See also: More than half of retail purchases in UK now made by card
See also: Could you do without cash?
Visa is emphasising the security benefits: people would stop carrying large sums of cash, dramatically reducing their risks from pickpockets.
It's also worth noting that the number of payments made electronically in the UK is now higher than the number of cash transactions. According to the British Retail Consortium, cards overtook cash in 2016 - and around a third of all card transactions are now contactless. It means that the change will inconvenience fewer than half of Brits.
There are plenty of people who prefer not to carry cash too. According to Worldpay, around 48% of people can't be bothered with cash - and among those aged 24-34 that figure rises to 60%. The idea of making a specific trip to the cashpoint seems an awful lot of hassle compared to the simplicity of tapping or swiping your card.

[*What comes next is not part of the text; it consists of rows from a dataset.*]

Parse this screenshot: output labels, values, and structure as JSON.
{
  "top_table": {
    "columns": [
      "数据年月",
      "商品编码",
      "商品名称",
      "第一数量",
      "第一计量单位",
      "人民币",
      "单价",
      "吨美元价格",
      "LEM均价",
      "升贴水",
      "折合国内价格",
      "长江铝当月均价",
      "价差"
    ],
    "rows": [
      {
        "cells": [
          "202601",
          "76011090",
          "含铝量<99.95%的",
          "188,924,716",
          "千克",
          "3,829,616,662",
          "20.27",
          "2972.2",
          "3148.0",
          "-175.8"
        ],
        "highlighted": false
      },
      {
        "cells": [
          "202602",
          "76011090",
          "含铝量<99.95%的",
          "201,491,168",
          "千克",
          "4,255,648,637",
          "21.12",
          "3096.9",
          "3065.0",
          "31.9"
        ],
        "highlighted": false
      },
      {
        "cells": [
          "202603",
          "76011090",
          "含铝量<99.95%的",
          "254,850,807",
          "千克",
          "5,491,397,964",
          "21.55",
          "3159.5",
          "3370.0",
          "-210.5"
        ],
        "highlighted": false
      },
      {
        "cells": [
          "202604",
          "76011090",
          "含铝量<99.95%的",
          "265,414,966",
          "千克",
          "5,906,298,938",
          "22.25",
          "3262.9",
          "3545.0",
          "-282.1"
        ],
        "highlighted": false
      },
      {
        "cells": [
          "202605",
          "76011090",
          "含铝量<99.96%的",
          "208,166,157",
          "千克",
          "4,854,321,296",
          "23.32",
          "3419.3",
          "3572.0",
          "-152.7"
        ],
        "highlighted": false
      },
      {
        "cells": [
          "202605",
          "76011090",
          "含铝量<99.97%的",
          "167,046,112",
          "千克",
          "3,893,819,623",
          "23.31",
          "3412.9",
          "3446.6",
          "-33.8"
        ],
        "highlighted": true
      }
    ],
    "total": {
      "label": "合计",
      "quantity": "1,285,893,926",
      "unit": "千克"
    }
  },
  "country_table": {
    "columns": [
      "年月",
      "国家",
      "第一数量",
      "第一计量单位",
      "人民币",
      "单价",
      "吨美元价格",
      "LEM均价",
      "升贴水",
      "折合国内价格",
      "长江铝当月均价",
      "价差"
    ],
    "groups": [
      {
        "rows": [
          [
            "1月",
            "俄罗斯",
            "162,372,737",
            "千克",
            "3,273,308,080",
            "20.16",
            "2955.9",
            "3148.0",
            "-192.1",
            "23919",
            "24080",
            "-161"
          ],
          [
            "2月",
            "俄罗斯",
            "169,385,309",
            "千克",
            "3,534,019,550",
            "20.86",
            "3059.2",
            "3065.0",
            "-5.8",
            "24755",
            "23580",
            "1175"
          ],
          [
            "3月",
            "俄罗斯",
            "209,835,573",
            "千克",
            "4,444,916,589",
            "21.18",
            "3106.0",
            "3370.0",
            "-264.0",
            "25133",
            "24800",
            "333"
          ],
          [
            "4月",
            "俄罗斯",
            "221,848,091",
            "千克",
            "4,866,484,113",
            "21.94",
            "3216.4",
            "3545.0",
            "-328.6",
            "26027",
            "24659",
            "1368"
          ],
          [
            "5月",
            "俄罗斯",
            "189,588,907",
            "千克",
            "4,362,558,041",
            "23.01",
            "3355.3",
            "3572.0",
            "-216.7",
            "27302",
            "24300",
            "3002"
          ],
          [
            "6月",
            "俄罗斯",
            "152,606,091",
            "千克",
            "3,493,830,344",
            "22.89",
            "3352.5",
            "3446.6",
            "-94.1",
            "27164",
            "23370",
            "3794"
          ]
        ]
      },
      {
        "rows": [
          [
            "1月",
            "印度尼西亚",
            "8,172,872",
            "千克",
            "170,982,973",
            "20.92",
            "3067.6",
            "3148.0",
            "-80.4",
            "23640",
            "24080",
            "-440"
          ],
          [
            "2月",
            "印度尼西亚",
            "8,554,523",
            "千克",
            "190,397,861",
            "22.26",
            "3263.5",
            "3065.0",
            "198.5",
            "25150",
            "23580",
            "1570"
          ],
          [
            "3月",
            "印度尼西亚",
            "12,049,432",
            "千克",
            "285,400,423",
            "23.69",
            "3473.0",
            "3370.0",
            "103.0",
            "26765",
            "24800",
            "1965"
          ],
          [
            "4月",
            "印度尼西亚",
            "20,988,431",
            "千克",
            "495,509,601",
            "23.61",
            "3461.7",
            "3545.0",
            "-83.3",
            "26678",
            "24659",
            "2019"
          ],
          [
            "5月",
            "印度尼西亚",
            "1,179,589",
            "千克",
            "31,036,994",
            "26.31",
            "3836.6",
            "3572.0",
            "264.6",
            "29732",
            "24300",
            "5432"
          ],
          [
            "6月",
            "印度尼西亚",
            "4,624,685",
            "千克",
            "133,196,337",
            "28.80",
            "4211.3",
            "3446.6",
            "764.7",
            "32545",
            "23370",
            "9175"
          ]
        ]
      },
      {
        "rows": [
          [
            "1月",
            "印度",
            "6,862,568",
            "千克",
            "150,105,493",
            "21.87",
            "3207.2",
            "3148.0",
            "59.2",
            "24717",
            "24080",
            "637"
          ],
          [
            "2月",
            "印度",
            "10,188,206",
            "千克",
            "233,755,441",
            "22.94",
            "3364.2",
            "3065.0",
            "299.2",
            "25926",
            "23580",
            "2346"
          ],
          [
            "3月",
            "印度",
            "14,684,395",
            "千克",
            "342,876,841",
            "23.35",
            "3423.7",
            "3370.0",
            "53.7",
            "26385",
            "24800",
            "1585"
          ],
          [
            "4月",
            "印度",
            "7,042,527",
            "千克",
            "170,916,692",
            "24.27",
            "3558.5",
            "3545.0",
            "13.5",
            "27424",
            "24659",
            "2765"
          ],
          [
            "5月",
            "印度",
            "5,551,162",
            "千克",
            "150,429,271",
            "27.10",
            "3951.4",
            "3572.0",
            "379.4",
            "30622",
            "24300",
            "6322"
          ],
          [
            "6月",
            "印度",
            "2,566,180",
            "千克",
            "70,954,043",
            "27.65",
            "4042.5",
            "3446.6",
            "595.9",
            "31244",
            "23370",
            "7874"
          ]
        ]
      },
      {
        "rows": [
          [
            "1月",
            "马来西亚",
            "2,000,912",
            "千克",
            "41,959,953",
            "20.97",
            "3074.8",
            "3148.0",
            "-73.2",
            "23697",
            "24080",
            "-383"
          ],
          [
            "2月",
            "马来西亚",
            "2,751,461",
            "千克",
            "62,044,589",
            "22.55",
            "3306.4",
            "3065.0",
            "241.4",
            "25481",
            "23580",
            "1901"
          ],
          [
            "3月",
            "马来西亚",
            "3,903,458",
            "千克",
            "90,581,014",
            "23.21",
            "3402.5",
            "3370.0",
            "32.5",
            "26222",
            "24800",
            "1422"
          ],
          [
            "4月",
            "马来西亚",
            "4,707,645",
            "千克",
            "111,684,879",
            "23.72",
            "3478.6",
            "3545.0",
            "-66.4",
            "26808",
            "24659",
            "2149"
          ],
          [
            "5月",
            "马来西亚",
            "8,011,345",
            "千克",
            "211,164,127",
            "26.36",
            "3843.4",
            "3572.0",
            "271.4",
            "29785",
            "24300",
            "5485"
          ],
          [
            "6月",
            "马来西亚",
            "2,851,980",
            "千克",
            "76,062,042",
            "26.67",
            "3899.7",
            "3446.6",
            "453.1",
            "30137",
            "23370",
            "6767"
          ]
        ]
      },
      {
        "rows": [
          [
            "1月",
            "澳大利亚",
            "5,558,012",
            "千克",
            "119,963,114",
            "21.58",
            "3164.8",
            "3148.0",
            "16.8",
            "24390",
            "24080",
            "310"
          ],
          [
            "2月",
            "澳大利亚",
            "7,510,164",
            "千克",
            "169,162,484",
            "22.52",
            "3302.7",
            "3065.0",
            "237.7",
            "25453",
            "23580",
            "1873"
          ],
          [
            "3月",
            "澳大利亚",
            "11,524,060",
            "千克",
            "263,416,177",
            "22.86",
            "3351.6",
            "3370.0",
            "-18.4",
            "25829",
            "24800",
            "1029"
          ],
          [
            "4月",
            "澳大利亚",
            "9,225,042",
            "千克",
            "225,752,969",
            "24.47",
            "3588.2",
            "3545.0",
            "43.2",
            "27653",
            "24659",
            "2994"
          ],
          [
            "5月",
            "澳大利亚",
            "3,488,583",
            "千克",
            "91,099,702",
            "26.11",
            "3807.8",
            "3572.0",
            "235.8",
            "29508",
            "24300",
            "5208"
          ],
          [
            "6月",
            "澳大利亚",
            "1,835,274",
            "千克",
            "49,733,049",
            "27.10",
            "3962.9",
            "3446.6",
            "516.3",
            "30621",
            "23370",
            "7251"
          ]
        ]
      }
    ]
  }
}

However, there are plenty of people who hate to pay using a card for all kinds of reasons. They would be left high and dry if their favourite retailers moved away from accepting cash.
There are some people who use it as a way to keep a lid on their spending. Not everyone finds it easy to manage their money when paying by debit or credit card; in fact in June the Bank of England suggested the use of contactless cards was helping to fuel the growth in consumer debt. In order to counteract this tendency, some people withdraw a fixed amount of cash each day - or each week - and know that once that money has gone, they don't have anything left to spend.
Others have simply never got to grips with using cards, and much prefer tried and tested methods such as paying by cash and cheques. There are large numbers of elderly people, for example, who cannot always remember PINs and dislike ATMs, and so would prefer to withdraw cash from a branch and manage their money that way.
Then there are the huge numbers of families who don't have a bank account - who are excluded from the banking system because of their financial situation. They would simply be frozen out of shopping in particular shops as a result of the move.
But what do you think? Would you miss cash, or are you ready for the change? Let us know in the comments.